by Sara Conway on May 6, 2021
Film and Television
by Dave Argento ’21 A&E Staff
Just three days before the 10-year anniversary of the premiere of the record-breaking series Game of Thrones, HBO officially announced production of the highly anticipated prequel series House of the Dragon. Fans of George R.R. Martin’s high fantasy universe have been anticipating House of the Dragon since the show was unveiled by WarnerMedia in October 2019. Co-creators Martin and Ryan Condal will have an upward battle in producing the first official project from the Song of Fire and Ice world since what many consider to be one of the most disappointing final seasons and finales in television history.
House of the Dragon will take place 300 years before the events of Game of Thrones and will follow the story of House Targaryen using material from Martin’s 2018 book Fire & Blood. The ancestors of Daenerys Targaryen (a.k.a. the Mother of Dragons) ruled the lands of Westeros prior to Robert’s Rebellion which had preceded the Game of Thrones story arc. Considering the series will take place during the peak of Targaryen military power, the massive budget of $15 million per episode as the most expensive show to date should suffice to provide fans with all of the CGI dragon action one’s heart could desire.
The massive project will surely have the production value and media buzz to succeed, but the quality of the writing will be observed incredibly closely considering the bad taste left in fans’ mouths as a consequence of House of the Dragon’s predecessor. Some good indications have come from the staff announced to create the show as the likes of Miguel Sapochnik who has directing credits for six Game of Thrones episodes for which he won an Emmy and DGA honors for “Battle of the Bastards” will be involved.
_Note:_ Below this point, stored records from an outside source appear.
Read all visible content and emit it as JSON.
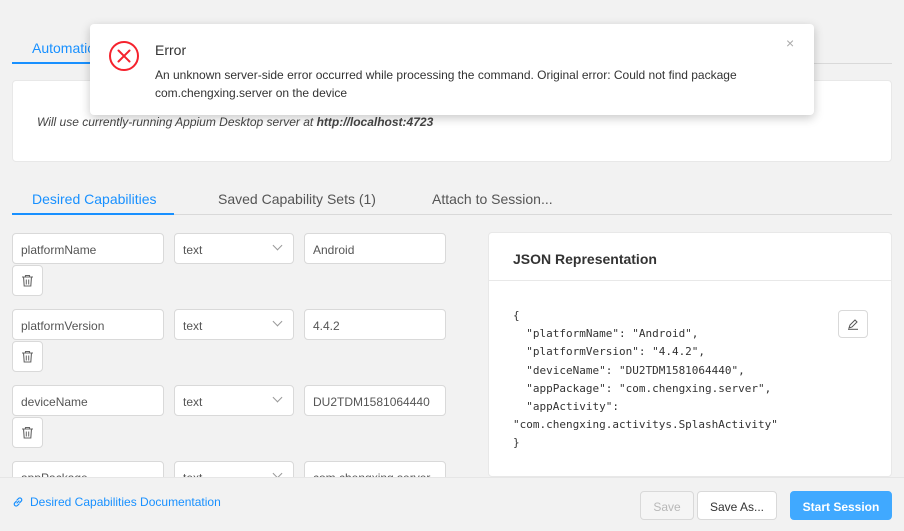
{
  "top_tabs": {
    "automatic": "Automatic Server"
  },
  "server_info": {
    "prefix": "Will use currently-running Appium Desktop server at ",
    "url": "http://localhost:4723"
  },
  "cap_tabs": {
    "desired": "Desired Capabilities",
    "saved": "Saved Capability Sets (1)",
    "attach": "Attach to Session..."
  },
  "capabilities": [
    {
      "name": "platformName",
      "type": "text",
      "value": "Android"
    },
    {
      "name": "platformVersion",
      "type": "text",
      "value": "4.4.2"
    },
    {
      "name": "deviceName",
      "type": "text",
      "value": "DU2TDM1581064440"
    },
    {
      "name": "appPackage",
      "type": "text",
      "value": "com.chengxing.server"
    }
  ],
  "json_panel": {
    "title": "JSON Representation",
    "body": "{\n  \"platformName\": \"Android\",\n  \"platformVersion\": \"4.4.2\",\n  \"deviceName\": \"DU2TDM1581064440\",\n  \"appPackage\": \"com.chengxing.server\",\n  \"appActivity\":\n\"com.chengxing.activitys.SplashActivity\"\n}"
  },
  "bottom": {
    "doc_link": "Desired Capabilities Documentation",
    "save": "Save",
    "save_as": "Save As...",
    "start": "Start Session"
  },
  "notification": {
    "title": "Error",
    "message": "An unknown server-side error occurred while processing the command. Original error: Could not find package com.chengxing.server on the device",
    "close": "×"
  },
  "colors": {
    "accent": "#1890ff",
    "primary_button": "#40a9ff",
    "error": "#f5222d"
  }
}
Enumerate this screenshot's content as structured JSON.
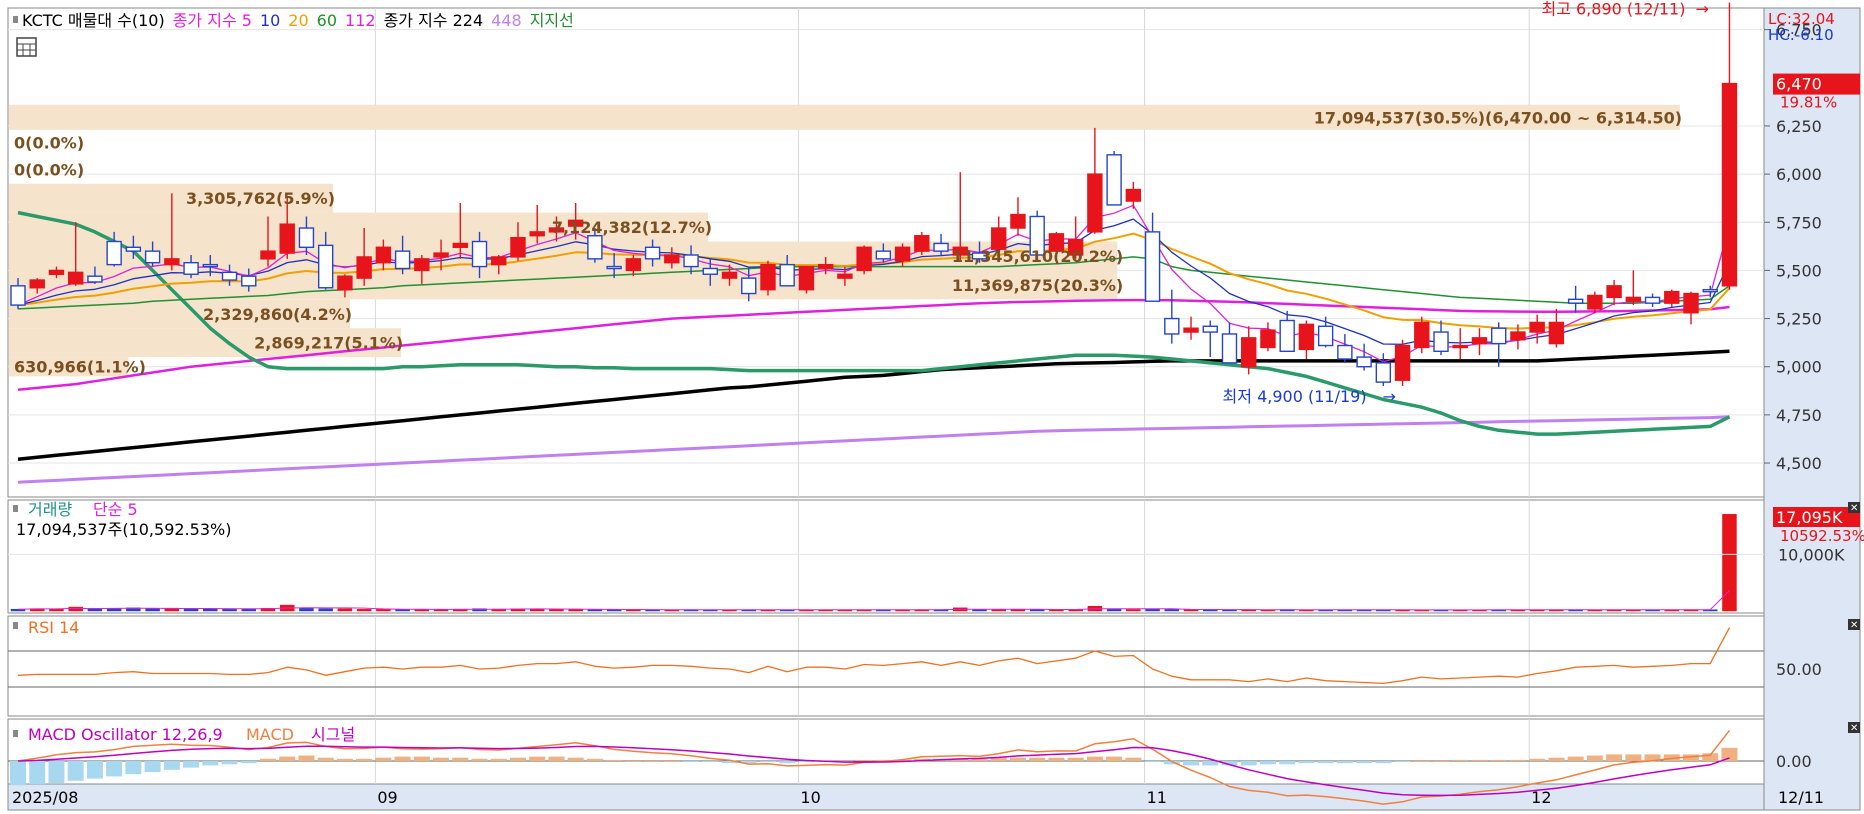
{
  "colors": {
    "up": "#e8141b",
    "down": "#2545c8",
    "ma5": "#e020d8",
    "ma10": "#2030c0",
    "ma20": "#f0a000",
    "ma60": "#209030",
    "ma112": "#e020e0",
    "ma224": "#000000",
    "ma448": "#c080f0",
    "support": "#2a9a6a",
    "volume_band": "#f6e3cc",
    "rsi": "#f07020",
    "macd": "#f08040",
    "signal": "#c000c0",
    "osc_pos": "#f0b080",
    "osc_neg": "#a8d8f0"
  },
  "price_panel": {
    "legend": [
      {
        "text": "KCTC 매물대 수(10)",
        "color": "#000000"
      },
      {
        "text": "종가 지수 5",
        "color": "#e020d8"
      },
      {
        "text": "10",
        "color": "#2030c0"
      },
      {
        "text": "20",
        "color": "#f0a000"
      },
      {
        "text": "60",
        "color": "#209030"
      },
      {
        "text": "112",
        "color": "#e020e0"
      },
      {
        "text": "종가 지수 224",
        "color": "#000000"
      },
      {
        "text": "448",
        "color": "#c080f0"
      },
      {
        "text": "지지선",
        "color": "#209030"
      }
    ],
    "ymin": 4360,
    "ymax": 6800,
    "y_ticks": [
      4500,
      4750,
      5000,
      5250,
      5500,
      5750,
      6000,
      6250,
      6750
    ],
    "y_tick_labels": [
      "4,500",
      "4,750",
      "5,000",
      "5,250",
      "5,500",
      "5,750",
      "6,000",
      "6,250",
      "6,750"
    ],
    "lc_label": "LC:32.04",
    "hc_label": "HC:-6.10",
    "current_price": 6470,
    "current_price_label": "6,470",
    "change_pct_label": "19.81%",
    "high_label": "최고 6,890 (12/11)",
    "high_value": 6890,
    "low_label": "최저 4,900 (11/19)",
    "low_value": 4900,
    "low_index": 72,
    "volume_profile": [
      {
        "label": "630,966(1.1%)",
        "low": 4950,
        "high": 5050,
        "width": 0.07
      },
      {
        "label": "2,869,217(5.1%)",
        "low": 5050,
        "high": 5200,
        "width": 0.23
      },
      {
        "label": "2,329,860(4.2%)",
        "low": 5200,
        "high": 5350,
        "width": 0.2
      },
      {
        "label": "11,369,875(20.3%)",
        "low": 5350,
        "high": 5500,
        "width": 0.65
      },
      {
        "label": "11,345,610(20.2%)",
        "low": 5500,
        "high": 5650,
        "width": 0.65
      },
      {
        "label": "7,124,382(12.7%)",
        "low": 5650,
        "high": 5800,
        "width": 0.41
      },
      {
        "label": "3,305,762(5.9%)",
        "low": 5800,
        "high": 5950,
        "width": 0.19
      },
      {
        "label": "0(0.0%)",
        "low": 5950,
        "high": 6100,
        "width": 0
      },
      {
        "label": "0(0.0%)",
        "low": 6100,
        "high": 6230,
        "width": 0
      },
      {
        "label": "17,094,537(30.5%)(6,470.00 ~ 6,314.50)",
        "low": 6230,
        "high": 6360,
        "width": 0.98
      }
    ]
  },
  "volume_panel": {
    "legend_a": "거래량",
    "legend_b": "단순 5",
    "info": "17,094,537주(10,592.53%)",
    "ymax": 17500000,
    "y_tick_label": "10,000K",
    "y_tick_value": 10000000,
    "badge_label": "17,095K",
    "badge_pct": "10592.53%"
  },
  "rsi_panel": {
    "legend": "RSI 14",
    "y_tick_label": "50.00",
    "upper_level": 70,
    "lower_level": 30
  },
  "macd_panel": {
    "legend_a": "MACD Oscillator 12,26,9",
    "legend_b": "MACD",
    "legend_c": "시그널",
    "y_tick_label": "0.00"
  },
  "x_axis": {
    "labels": [
      {
        "text": "2025/08",
        "index": 0
      },
      {
        "text": "09",
        "index": 19
      },
      {
        "text": "10",
        "index": 41
      },
      {
        "text": "11",
        "index": 59
      },
      {
        "text": "12",
        "index": 79
      }
    ],
    "end_label": "12/11"
  },
  "chart_data": {
    "type": "candlestick",
    "ohlc": [
      [
        5420,
        5460,
        5300,
        5320
      ],
      [
        5410,
        5460,
        5380,
        5450
      ],
      [
        5480,
        5520,
        5460,
        5500
      ],
      [
        5430,
        5750,
        5420,
        5490
      ],
      [
        5470,
        5520,
        5430,
        5440
      ],
      [
        5650,
        5700,
        5520,
        5530
      ],
      [
        5620,
        5680,
        5560,
        5600
      ],
      [
        5600,
        5650,
        5520,
        5540
      ],
      [
        5530,
        5900,
        5500,
        5560
      ],
      [
        5540,
        5580,
        5460,
        5480
      ],
      [
        5530,
        5580,
        5470,
        5520
      ],
      [
        5490,
        5530,
        5420,
        5450
      ],
      [
        5470,
        5510,
        5390,
        5420
      ],
      [
        5560,
        5780,
        5520,
        5600
      ],
      [
        5590,
        5880,
        5560,
        5740
      ],
      [
        5720,
        5780,
        5580,
        5620
      ],
      [
        5630,
        5700,
        5400,
        5410
      ],
      [
        5400,
        5480,
        5360,
        5470
      ],
      [
        5460,
        5720,
        5420,
        5570
      ],
      [
        5540,
        5660,
        5500,
        5620
      ],
      [
        5600,
        5680,
        5480,
        5510
      ],
      [
        5500,
        5580,
        5430,
        5560
      ],
      [
        5570,
        5660,
        5500,
        5590
      ],
      [
        5620,
        5850,
        5560,
        5640
      ],
      [
        5650,
        5700,
        5460,
        5520
      ],
      [
        5530,
        5580,
        5480,
        5570
      ],
      [
        5570,
        5750,
        5550,
        5670
      ],
      [
        5680,
        5840,
        5640,
        5700
      ],
      [
        5700,
        5780,
        5650,
        5720
      ],
      [
        5730,
        5850,
        5660,
        5760
      ],
      [
        5680,
        5720,
        5540,
        5560
      ],
      [
        5520,
        5590,
        5460,
        5510
      ],
      [
        5500,
        5580,
        5470,
        5560
      ],
      [
        5620,
        5660,
        5520,
        5560
      ],
      [
        5540,
        5620,
        5510,
        5580
      ],
      [
        5580,
        5630,
        5480,
        5520
      ],
      [
        5510,
        5560,
        5420,
        5480
      ],
      [
        5460,
        5530,
        5420,
        5490
      ],
      [
        5460,
        5520,
        5340,
        5380
      ],
      [
        5400,
        5550,
        5370,
        5530
      ],
      [
        5530,
        5580,
        5420,
        5420
      ],
      [
        5400,
        5520,
        5380,
        5520
      ],
      [
        5510,
        5570,
        5480,
        5530
      ],
      [
        5460,
        5520,
        5420,
        5480
      ],
      [
        5500,
        5630,
        5480,
        5620
      ],
      [
        5600,
        5640,
        5540,
        5560
      ],
      [
        5550,
        5640,
        5520,
        5620
      ],
      [
        5600,
        5700,
        5580,
        5680
      ],
      [
        5640,
        5690,
        5580,
        5600
      ],
      [
        5580,
        6010,
        5550,
        5620
      ],
      [
        5590,
        5650,
        5540,
        5560
      ],
      [
        5610,
        5780,
        5600,
        5720
      ],
      [
        5720,
        5880,
        5680,
        5790
      ],
      [
        5780,
        5810,
        5550,
        5580
      ],
      [
        5600,
        5700,
        5570,
        5690
      ],
      [
        5580,
        5780,
        5560,
        5660
      ],
      [
        5700,
        6240,
        5690,
        6000
      ],
      [
        6100,
        6120,
        5840,
        5840
      ],
      [
        5860,
        5960,
        5820,
        5920
      ],
      [
        5700,
        5800,
        5350,
        5340
      ],
      [
        5250,
        5400,
        5120,
        5170
      ],
      [
        5180,
        5260,
        5140,
        5200
      ],
      [
        5210,
        5240,
        5050,
        5180
      ],
      [
        5170,
        5230,
        5040,
        5020
      ],
      [
        5000,
        5210,
        4960,
        5150
      ],
      [
        5100,
        5230,
        5080,
        5190
      ],
      [
        5240,
        5290,
        5080,
        5080
      ],
      [
        5090,
        5240,
        5040,
        5220
      ],
      [
        5210,
        5260,
        5100,
        5110
      ],
      [
        5110,
        5170,
        5020,
        5040
      ],
      [
        5050,
        5120,
        4980,
        5000
      ],
      [
        5020,
        5070,
        4900,
        4920
      ],
      [
        4930,
        5140,
        4900,
        5110
      ],
      [
        5100,
        5260,
        5070,
        5230
      ],
      [
        5180,
        5240,
        5060,
        5080
      ],
      [
        5100,
        5200,
        5040,
        5110
      ],
      [
        5120,
        5200,
        5060,
        5150
      ],
      [
        5200,
        5230,
        5000,
        5120
      ],
      [
        5140,
        5220,
        5090,
        5180
      ],
      [
        5180,
        5270,
        5120,
        5230
      ],
      [
        5120,
        5300,
        5100,
        5230
      ],
      [
        5350,
        5420,
        5280,
        5330
      ],
      [
        5300,
        5390,
        5280,
        5370
      ],
      [
        5360,
        5450,
        5320,
        5420
      ],
      [
        5340,
        5500,
        5320,
        5360
      ],
      [
        5360,
        5380,
        5310,
        5330
      ],
      [
        5330,
        5400,
        5310,
        5390
      ],
      [
        5280,
        5390,
        5220,
        5380
      ],
      [
        5400,
        5420,
        5360,
        5390
      ],
      [
        5420,
        6890,
        5400,
        6470
      ]
    ],
    "volume": [
      320000,
      410000,
      390000,
      700000,
      380000,
      420000,
      560000,
      390000,
      500000,
      380000,
      360000,
      410000,
      380000,
      480000,
      1050000,
      470000,
      390000,
      380000,
      300000,
      290000,
      260000,
      250000,
      280000,
      330000,
      410000,
      330000,
      390000,
      360000,
      300000,
      330000,
      240000,
      220000,
      260000,
      230000,
      210000,
      240000,
      220000,
      200000,
      230000,
      210000,
      220000,
      190000,
      210000,
      200000,
      230000,
      240000,
      230000,
      240000,
      250000,
      560000,
      240000,
      260000,
      270000,
      300000,
      270000,
      260000,
      840000,
      330000,
      270000,
      300000,
      280000,
      250000,
      230000,
      220000,
      230000,
      210000,
      260000,
      200000,
      210000,
      220000,
      200000,
      210000,
      180000,
      190000,
      220000,
      200000,
      210000,
      200000,
      220000,
      210000,
      230000,
      240000,
      220000,
      230000,
      210000,
      220000,
      230000,
      240000,
      230000,
      17094537
    ],
    "ma224": [
      4520,
      4530,
      4540,
      4550,
      4560,
      4570,
      4580,
      4590,
      4600,
      4610,
      4620,
      4630,
      4640,
      4650,
      4660,
      4670,
      4680,
      4690,
      4700,
      4710,
      4720,
      4730,
      4740,
      4750,
      4760,
      4770,
      4780,
      4790,
      4800,
      4810,
      4820,
      4830,
      4840,
      4850,
      4860,
      4870,
      4880,
      4890,
      4895,
      4905,
      4915,
      4925,
      4935,
      4945,
      4950,
      4955,
      4965,
      4975,
      4985,
      4990,
      4995,
      5000,
      5005,
      5010,
      5015,
      5018,
      5020,
      5022,
      5025,
      5028,
      5030,
      5030,
      5030,
      5030,
      5030,
      5030,
      5030,
      5030,
      5030,
      5030,
      5030,
      5030,
      5030,
      5030,
      5030,
      5030,
      5030,
      5030,
      5030,
      5030,
      5035,
      5040,
      5045,
      5050,
      5055,
      5060,
      5065,
      5070,
      5075,
      5080
    ],
    "ma448": [
      4400,
      4405,
      4410,
      4415,
      4420,
      4425,
      4430,
      4435,
      4440,
      4445,
      4450,
      4455,
      4460,
      4465,
      4470,
      4475,
      4480,
      4485,
      4490,
      4495,
      4500,
      4505,
      4510,
      4515,
      4520,
      4525,
      4530,
      4535,
      4540,
      4545,
      4550,
      4555,
      4560,
      4565,
      4570,
      4575,
      4580,
      4585,
      4590,
      4595,
      4600,
      4605,
      4610,
      4615,
      4620,
      4625,
      4630,
      4635,
      4640,
      4645,
      4650,
      4655,
      4660,
      4665,
      4668,
      4670,
      4672,
      4674,
      4676,
      4678,
      4680,
      4682,
      4684,
      4686,
      4688,
      4690,
      4692,
      4694,
      4696,
      4698,
      4700,
      4702,
      4704,
      4706,
      4708,
      4710,
      4712,
      4714,
      4716,
      4718,
      4720,
      4722,
      4724,
      4726,
      4728,
      4730,
      4732,
      4734,
      4736,
      4740
    ],
    "ma112": [
      4880,
      4890,
      4900,
      4910,
      4925,
      4940,
      4955,
      4970,
      4985,
      5000,
      5010,
      5020,
      5030,
      5040,
      5050,
      5060,
      5070,
      5080,
      5090,
      5100,
      5110,
      5120,
      5130,
      5140,
      5150,
      5160,
      5170,
      5180,
      5190,
      5200,
      5210,
      5220,
      5230,
      5240,
      5250,
      5255,
      5260,
      5265,
      5270,
      5275,
      5280,
      5285,
      5290,
      5295,
      5300,
      5305,
      5310,
      5315,
      5320,
      5325,
      5330,
      5333,
      5336,
      5338,
      5340,
      5342,
      5344,
      5345,
      5346,
      5346,
      5345,
      5343,
      5340,
      5337,
      5334,
      5330,
      5326,
      5322,
      5318,
      5314,
      5310,
      5306,
      5302,
      5298,
      5294,
      5290,
      5288,
      5287,
      5286,
      5285,
      5285,
      5286,
      5287,
      5288,
      5290,
      5292,
      5294,
      5296,
      5298,
      5310
    ],
    "support": [
      5800,
      5780,
      5760,
      5740,
      5700,
      5650,
      5600,
      5500,
      5400,
      5300,
      5200,
      5120,
      5050,
      5000,
      4990,
      4990,
      4990,
      4990,
      4990,
      4990,
      5000,
      5000,
      5005,
      5010,
      5010,
      5010,
      5010,
      5005,
      5000,
      5000,
      4995,
      4995,
      4990,
      4990,
      4990,
      4990,
      4990,
      4985,
      4980,
      4980,
      4980,
      4980,
      4980,
      4980,
      4980,
      4980,
      4980,
      4980,
      4990,
      5000,
      5010,
      5020,
      5030,
      5040,
      5050,
      5060,
      5060,
      5060,
      5055,
      5050,
      5040,
      5030,
      5020,
      5010,
      5000,
      4990,
      4970,
      4950,
      4920,
      4890,
      4860,
      4830,
      4810,
      4790,
      4760,
      4720,
      4690,
      4670,
      4660,
      4650,
      4650,
      4655,
      4660,
      4665,
      4670,
      4675,
      4680,
      4685,
      4690,
      4740
    ],
    "ma60": [
      5300,
      5305,
      5310,
      5315,
      5320,
      5325,
      5330,
      5340,
      5345,
      5350,
      5355,
      5360,
      5365,
      5370,
      5380,
      5390,
      5395,
      5400,
      5405,
      5410,
      5420,
      5425,
      5430,
      5435,
      5440,
      5445,
      5450,
      5455,
      5460,
      5465,
      5470,
      5475,
      5480,
      5485,
      5490,
      5495,
      5500,
      5505,
      5510,
      5515,
      5520,
      5520,
      5520,
      5520,
      5520,
      5520,
      5520,
      5520,
      5520,
      5520,
      5520,
      5520,
      5525,
      5530,
      5535,
      5540,
      5550,
      5560,
      5570,
      5560,
      5520,
      5500,
      5490,
      5480,
      5470,
      5460,
      5450,
      5440,
      5430,
      5420,
      5410,
      5400,
      5390,
      5380,
      5370,
      5360,
      5355,
      5350,
      5345,
      5340,
      5335,
      5330,
      5330,
      5330,
      5330,
      5335,
      5340,
      5345,
      5350,
      5420
    ],
    "rsi": [
      43,
      44,
      44,
      44,
      44,
      46,
      47,
      45,
      45,
      45,
      45,
      44,
      44,
      46,
      52,
      49,
      43,
      47,
      51,
      52,
      50,
      52,
      52,
      54,
      50,
      51,
      54,
      56,
      56,
      58,
      53,
      51,
      52,
      54,
      54,
      53,
      51,
      50,
      46,
      53,
      47,
      52,
      52,
      50,
      55,
      54,
      56,
      58,
      54,
      58,
      54,
      59,
      62,
      56,
      59,
      62,
      70,
      64,
      65,
      50,
      42,
      38,
      38,
      38,
      36,
      39,
      36,
      40,
      37,
      36,
      35,
      34,
      37,
      41,
      39,
      40,
      41,
      42,
      41,
      45,
      48,
      52,
      53,
      54,
      52,
      53,
      54,
      56,
      56,
      96
    ],
    "macd_osc": [
      -22,
      -21,
      -20,
      -18,
      -16,
      -14,
      -12,
      -10,
      -8,
      -6,
      -4,
      -3,
      -2,
      2,
      4,
      5,
      3,
      2,
      2,
      3,
      4,
      4,
      3,
      3,
      2,
      2,
      3,
      4,
      4,
      3,
      2,
      1,
      0,
      0,
      0,
      -1,
      -1,
      -2,
      -2,
      -1,
      -2,
      -1,
      0,
      0,
      1,
      1,
      1,
      2,
      2,
      2,
      2,
      3,
      3,
      3,
      3,
      3,
      4,
      4,
      3,
      -1,
      -3,
      -4,
      -4,
      -4,
      -4,
      -3,
      -3,
      -2,
      -2,
      -2,
      -2,
      -2,
      -1,
      0,
      0,
      1,
      1,
      1,
      1,
      2,
      3,
      4,
      5,
      6,
      6,
      6,
      6,
      6,
      7,
      12
    ]
  }
}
Contrary to the last seasons of Game of Thrones, where it was rumored George R.R. Martin and co-creators David Benioff and D.B. Weiss had severed ties over creative differences, Martin is back to being a more active contributor to the new project. Many attribute Martin’s absence and lack of source material to why the ending to Game of Thrones was what most consider a tremendous failure in story writing, so at least these two corrections seem to have been made. There will likely be a mix of hope and skepticism as diehard fans would love to see more of Martin’s highly regarded writing come to life on screen without the disappointment that was felt throughout the fandom following the finale approximately two years ago.
House of the Dragon lacks an official release date, but HBO programming chief Casey Bloys suggested in a January interview that it might premiere sometime in 2022. Other Game of Thrones spinoff series are likely to come in the coming years, but production delays and budget cuts during the COVID pandemic have led to even more questions surrounding if and when such projects might come to life. House of the Dragon serves as a new opportunity to dive into George R.R. Martin’s genius and incredibly detailed fantasy universe, causing fans to eagerly await any content to come in the coming months of production.